How to Prepare for Childbirth: Choosing a Provider and Setting
Choosing a Childbirth Care Provider
- May be a certified nurse-midwife (CNM), a certified midwife (CM), or certified professional midwife (CPM), as defined by a Journal of Midwifery & Women’s Health (JMWH) article on midwives (PDF, 135.7 KB); not all types of midwives have the same permissions and privileges in every state.
- Can work in hospitals (94%), birth centers (3.2%), or home settings (2.6%), according to an American College of Nurse-Midwives (ACNM) fact sheet on midwifery and childbirth (PDF, 71.96 KB).
- Provide care — depending on certifications — during pregnancy, labor, childbirth, and the postpartum period, as detailed in the JMWH article.
- Attend about 12% of vaginal births and 8% of all births in the United States, as noted in the ACNM fact sheet.
- Often have hospital privileges similar to physicians, if they are CNMs or CMs.
- Serve as primary care providers once credentialed, as stated in the JMWH article, though they cannot perform major surgery, such as cesareans (“C-sections”).
Obstetricians and Gynecologists
- Provide emotional support and comfort to women during labor.
- Cannot offer medical care but may advocate for a woman’s childbirth plan.

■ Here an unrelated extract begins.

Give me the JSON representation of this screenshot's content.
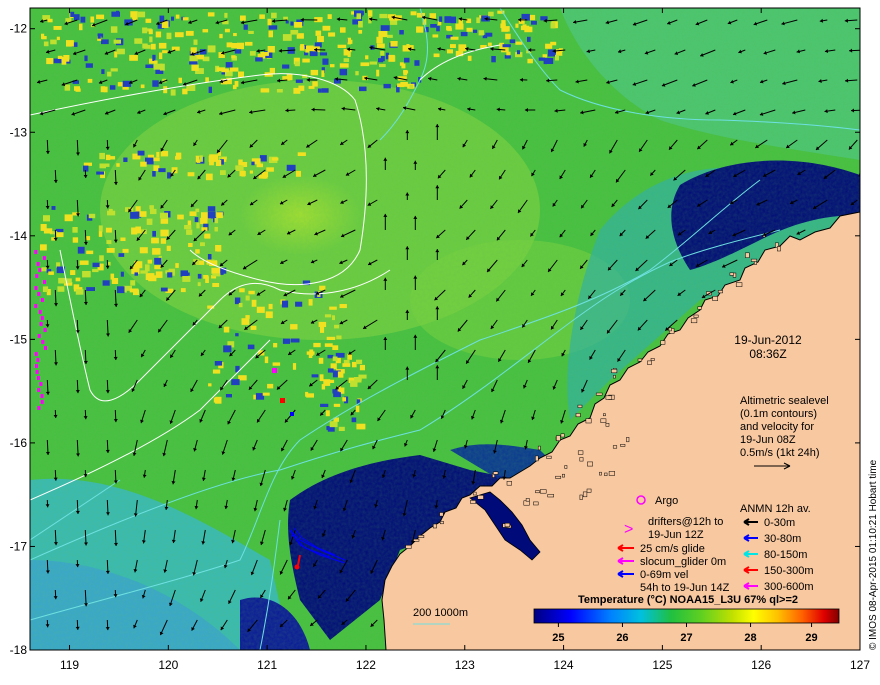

- Can lessen risk of C-section birth and complications, as cited by DONA International’s Benefits of a Doula page.
- Associated with lower incidence of Pitocin and pain medication use and cesarean delivery when doula services are present at birth, according to DONA International.
Choosing the Childbirth Setting
- Are the most common setting of childbirth options in the United States: Only 1 in 62 births occurred outside a hospital in 2017.
- May be prepared with a NICU, a surgical suite in the labor wing, or equipment for a water birth; women with choices for their hospital birth may want to research the facility ahead of time.
- Focus all efforts on ensuring the childbirth meets the parent’s expectations through a family-centered approach.
- Are a less expensive childbirth option, according to the American Association of Birth Centers, which may help families save money if the locations are covered by insurance.
- Produce a C-section rate of 6% among low-risk women, four times lower than the national rate of 27% of low-risk women.
- Provide labor and delivery services that are less likely to result in surgical interventions.
- Home births offer women a lower risk of contracting illnesses through the hospital; lower costs; and more personalization, autonomy, and privacy.
- Home births are attended by midwives who carry lifesaving medications to ensure the safety of women and newborns, as noted in the JMWH article.
- Home births are not recommended for high-risk deliveries, as explained in the American Pregnancy Association’s fact page on home birth; having access to equipment and personnel who are able to provide lifesaving interventions is essential for high-risk pregnancies.
- Births at-home typically progress according to plan (89.1%), as indicated by results of The Midwives Alliance of North America Statistics Project; most of those transported to a hospital were transported for “failure to progress.”